:: INPUT DATA

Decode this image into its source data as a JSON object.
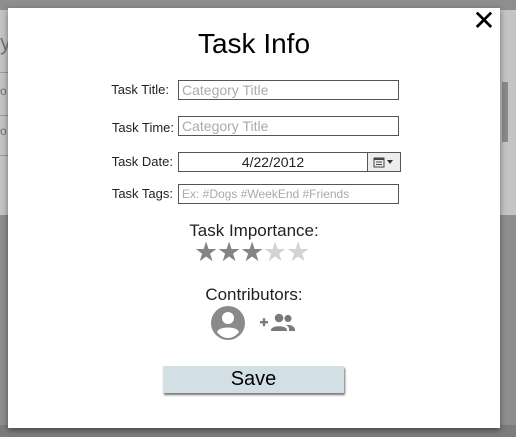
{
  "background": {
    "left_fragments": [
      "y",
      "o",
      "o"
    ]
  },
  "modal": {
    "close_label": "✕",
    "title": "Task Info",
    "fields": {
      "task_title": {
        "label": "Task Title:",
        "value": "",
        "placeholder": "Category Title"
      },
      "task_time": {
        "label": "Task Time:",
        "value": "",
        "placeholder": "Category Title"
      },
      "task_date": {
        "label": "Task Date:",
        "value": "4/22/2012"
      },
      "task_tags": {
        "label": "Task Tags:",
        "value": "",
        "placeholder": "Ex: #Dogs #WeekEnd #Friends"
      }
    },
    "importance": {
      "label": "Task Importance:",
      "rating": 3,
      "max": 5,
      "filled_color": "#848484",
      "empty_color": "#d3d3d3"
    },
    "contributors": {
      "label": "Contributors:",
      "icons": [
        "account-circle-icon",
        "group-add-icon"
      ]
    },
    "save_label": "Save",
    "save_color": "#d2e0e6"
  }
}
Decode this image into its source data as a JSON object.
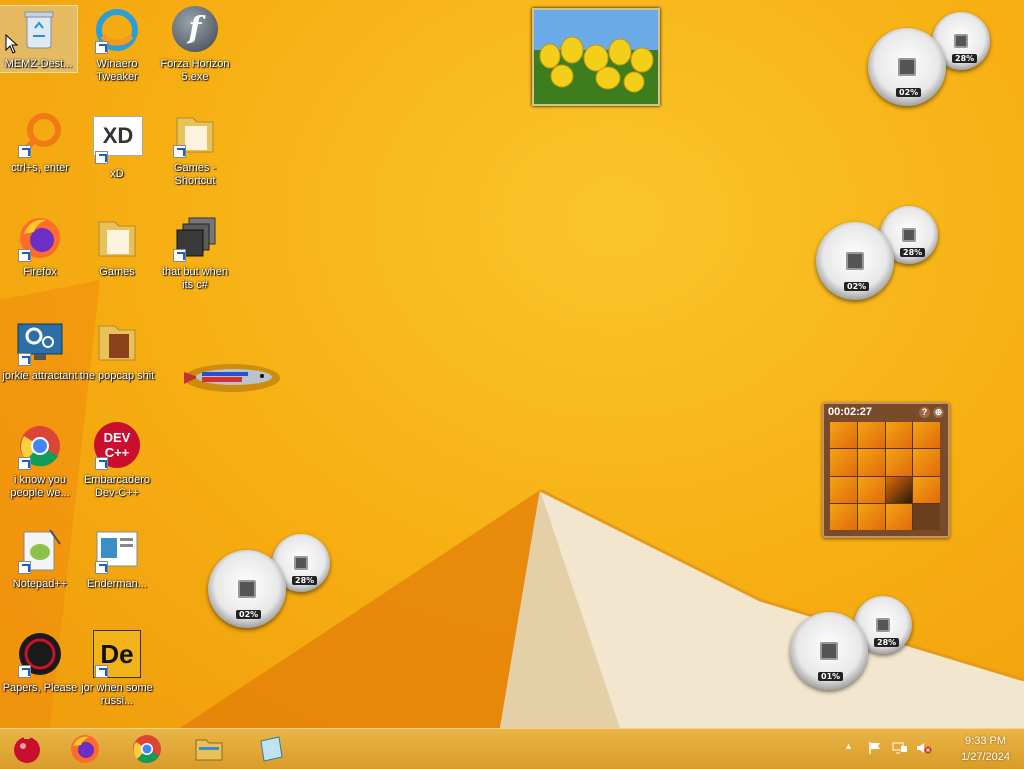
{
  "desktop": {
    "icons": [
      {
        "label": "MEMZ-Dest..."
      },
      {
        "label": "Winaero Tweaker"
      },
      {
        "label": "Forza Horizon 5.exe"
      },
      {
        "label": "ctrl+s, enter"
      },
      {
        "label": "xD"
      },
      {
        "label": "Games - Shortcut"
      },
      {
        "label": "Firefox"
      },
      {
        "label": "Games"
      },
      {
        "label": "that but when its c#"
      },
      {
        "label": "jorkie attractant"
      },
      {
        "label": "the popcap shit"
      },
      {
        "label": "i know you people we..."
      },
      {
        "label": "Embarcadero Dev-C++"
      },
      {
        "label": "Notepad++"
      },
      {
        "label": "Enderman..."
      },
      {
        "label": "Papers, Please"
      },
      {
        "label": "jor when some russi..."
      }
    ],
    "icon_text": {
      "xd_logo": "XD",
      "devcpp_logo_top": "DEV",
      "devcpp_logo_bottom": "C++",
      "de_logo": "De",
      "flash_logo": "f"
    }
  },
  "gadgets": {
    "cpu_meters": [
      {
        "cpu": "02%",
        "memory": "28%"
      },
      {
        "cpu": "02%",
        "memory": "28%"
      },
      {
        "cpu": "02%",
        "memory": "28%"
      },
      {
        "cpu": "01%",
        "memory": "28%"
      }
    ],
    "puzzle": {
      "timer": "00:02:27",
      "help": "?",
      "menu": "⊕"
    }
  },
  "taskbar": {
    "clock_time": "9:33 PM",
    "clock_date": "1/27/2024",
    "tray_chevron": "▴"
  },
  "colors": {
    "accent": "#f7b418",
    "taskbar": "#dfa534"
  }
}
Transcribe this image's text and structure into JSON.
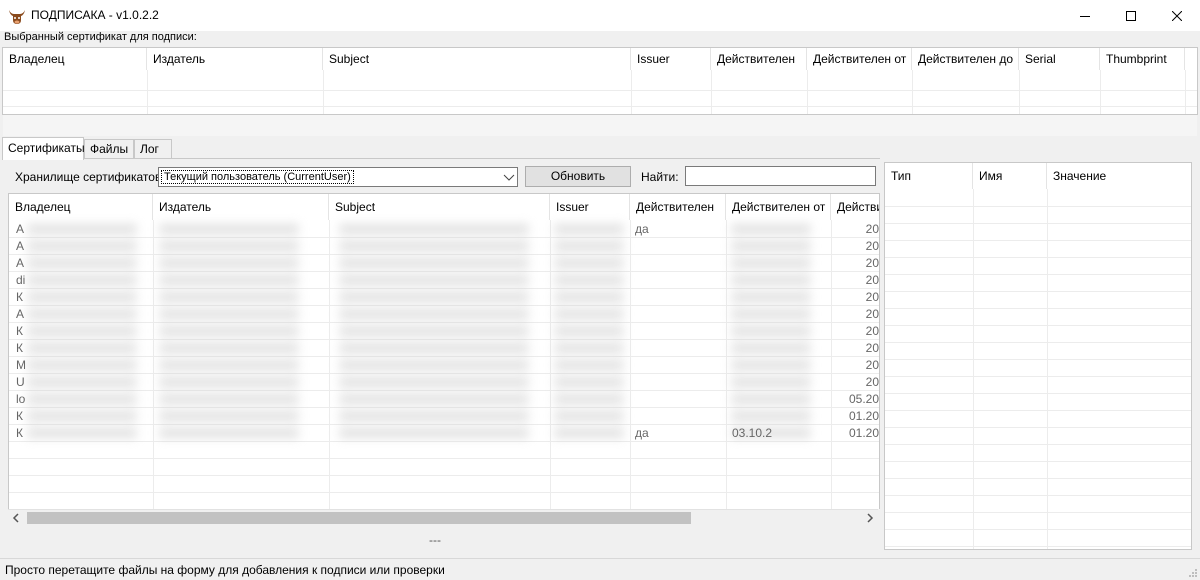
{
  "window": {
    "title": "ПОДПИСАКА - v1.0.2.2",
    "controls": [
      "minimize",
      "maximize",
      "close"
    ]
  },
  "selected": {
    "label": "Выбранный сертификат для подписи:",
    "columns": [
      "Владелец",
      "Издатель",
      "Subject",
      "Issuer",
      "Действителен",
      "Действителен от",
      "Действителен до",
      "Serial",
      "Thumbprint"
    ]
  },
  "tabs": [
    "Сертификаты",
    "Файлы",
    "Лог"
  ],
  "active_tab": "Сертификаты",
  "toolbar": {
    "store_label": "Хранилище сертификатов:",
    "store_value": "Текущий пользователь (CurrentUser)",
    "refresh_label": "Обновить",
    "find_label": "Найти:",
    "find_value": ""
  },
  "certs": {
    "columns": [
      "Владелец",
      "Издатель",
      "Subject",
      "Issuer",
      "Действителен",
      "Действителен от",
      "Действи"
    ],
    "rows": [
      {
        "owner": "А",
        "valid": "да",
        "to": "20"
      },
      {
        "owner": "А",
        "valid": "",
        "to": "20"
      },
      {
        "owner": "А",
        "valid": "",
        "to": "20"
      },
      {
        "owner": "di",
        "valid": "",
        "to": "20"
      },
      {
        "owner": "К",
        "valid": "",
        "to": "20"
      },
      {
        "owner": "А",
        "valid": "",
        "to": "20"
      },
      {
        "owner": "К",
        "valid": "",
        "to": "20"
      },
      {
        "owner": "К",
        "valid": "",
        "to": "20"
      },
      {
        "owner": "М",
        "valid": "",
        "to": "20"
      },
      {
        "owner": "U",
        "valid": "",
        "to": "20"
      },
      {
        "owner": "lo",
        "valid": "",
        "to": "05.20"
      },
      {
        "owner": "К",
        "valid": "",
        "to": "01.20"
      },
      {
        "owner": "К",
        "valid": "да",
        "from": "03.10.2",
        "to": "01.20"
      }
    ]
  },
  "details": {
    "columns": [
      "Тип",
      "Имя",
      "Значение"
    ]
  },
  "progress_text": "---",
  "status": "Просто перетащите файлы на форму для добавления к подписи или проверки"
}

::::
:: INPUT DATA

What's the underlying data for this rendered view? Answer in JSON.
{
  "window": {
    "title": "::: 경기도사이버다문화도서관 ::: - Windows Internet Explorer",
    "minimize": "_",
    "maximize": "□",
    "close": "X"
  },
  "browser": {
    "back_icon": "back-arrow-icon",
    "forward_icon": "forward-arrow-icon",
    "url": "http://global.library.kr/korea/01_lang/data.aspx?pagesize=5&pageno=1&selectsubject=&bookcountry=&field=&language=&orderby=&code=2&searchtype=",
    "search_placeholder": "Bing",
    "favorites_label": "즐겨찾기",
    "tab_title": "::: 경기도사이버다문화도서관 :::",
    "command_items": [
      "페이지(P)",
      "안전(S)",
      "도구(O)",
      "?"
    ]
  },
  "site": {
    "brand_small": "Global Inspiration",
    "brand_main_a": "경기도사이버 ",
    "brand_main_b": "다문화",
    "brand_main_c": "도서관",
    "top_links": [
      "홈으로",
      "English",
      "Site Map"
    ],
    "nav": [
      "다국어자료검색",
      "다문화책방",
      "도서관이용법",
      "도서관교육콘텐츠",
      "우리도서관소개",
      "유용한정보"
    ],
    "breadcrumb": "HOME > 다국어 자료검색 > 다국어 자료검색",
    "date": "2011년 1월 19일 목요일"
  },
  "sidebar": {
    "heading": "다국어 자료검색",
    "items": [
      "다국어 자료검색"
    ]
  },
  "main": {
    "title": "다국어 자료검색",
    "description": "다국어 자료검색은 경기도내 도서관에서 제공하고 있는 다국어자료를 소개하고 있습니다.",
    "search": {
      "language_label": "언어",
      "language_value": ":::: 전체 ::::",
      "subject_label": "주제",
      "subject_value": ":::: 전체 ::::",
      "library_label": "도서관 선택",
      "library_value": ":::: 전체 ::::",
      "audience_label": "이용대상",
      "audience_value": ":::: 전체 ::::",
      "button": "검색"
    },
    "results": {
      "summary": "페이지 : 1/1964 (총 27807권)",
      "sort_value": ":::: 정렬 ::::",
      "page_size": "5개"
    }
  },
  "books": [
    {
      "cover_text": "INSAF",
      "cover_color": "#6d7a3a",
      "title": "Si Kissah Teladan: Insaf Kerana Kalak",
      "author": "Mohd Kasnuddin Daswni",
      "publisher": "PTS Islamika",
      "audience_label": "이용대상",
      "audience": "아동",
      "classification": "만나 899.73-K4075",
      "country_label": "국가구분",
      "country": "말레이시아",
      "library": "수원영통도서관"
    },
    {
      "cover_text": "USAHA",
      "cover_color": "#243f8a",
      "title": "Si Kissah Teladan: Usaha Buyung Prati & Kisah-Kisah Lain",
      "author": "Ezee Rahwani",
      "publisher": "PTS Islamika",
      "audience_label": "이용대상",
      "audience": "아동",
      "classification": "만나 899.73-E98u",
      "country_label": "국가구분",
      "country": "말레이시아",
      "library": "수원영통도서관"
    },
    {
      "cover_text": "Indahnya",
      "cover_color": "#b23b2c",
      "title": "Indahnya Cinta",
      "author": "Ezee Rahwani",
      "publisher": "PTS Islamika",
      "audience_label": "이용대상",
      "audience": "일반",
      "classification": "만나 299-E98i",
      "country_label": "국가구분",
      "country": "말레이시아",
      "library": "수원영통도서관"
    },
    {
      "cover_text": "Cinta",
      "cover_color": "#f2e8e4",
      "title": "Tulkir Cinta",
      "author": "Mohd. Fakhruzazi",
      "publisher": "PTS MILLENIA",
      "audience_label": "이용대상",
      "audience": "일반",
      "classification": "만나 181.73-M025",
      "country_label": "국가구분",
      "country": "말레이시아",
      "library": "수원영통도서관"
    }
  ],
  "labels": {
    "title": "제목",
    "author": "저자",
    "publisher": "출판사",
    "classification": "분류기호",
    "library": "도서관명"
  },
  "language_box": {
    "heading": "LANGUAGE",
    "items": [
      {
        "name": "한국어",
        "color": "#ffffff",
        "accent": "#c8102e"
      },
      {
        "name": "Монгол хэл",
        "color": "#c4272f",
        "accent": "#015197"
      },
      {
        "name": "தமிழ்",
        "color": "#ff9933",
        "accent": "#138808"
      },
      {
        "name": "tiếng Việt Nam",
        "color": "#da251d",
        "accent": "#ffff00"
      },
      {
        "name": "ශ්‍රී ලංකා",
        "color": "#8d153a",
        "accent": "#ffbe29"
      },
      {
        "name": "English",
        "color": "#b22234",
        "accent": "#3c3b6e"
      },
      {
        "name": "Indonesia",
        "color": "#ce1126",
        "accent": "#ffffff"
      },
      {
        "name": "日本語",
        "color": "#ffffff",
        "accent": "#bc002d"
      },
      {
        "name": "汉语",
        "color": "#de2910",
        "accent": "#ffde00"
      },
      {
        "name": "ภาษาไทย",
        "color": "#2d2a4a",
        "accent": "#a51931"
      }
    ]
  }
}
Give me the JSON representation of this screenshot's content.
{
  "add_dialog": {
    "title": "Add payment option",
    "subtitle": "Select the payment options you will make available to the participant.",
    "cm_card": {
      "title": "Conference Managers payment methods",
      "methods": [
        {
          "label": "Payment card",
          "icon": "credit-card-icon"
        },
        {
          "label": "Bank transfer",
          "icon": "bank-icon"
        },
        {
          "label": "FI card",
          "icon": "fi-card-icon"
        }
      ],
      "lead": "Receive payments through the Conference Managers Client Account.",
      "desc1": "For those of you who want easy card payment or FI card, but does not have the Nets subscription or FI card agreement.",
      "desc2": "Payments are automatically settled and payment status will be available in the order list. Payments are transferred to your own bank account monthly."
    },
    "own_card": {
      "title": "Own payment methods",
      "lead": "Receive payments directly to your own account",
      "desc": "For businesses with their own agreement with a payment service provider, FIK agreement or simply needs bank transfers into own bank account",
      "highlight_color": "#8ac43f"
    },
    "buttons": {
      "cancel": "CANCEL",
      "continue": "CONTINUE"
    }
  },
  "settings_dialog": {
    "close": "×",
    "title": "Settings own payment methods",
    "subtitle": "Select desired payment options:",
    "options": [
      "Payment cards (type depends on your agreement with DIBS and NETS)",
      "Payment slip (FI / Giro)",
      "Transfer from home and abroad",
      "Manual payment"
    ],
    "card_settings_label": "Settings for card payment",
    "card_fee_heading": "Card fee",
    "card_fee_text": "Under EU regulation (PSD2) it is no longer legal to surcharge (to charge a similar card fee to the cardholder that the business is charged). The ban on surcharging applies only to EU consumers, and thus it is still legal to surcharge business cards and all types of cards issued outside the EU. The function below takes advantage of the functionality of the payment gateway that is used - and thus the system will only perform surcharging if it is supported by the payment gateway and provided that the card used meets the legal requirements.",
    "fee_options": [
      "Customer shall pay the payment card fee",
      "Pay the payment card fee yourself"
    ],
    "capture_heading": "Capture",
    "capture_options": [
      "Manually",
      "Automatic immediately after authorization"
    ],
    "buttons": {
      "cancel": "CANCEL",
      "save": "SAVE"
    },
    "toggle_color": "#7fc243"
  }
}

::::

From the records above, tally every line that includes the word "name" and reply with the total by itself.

TASK SOLUTION: 10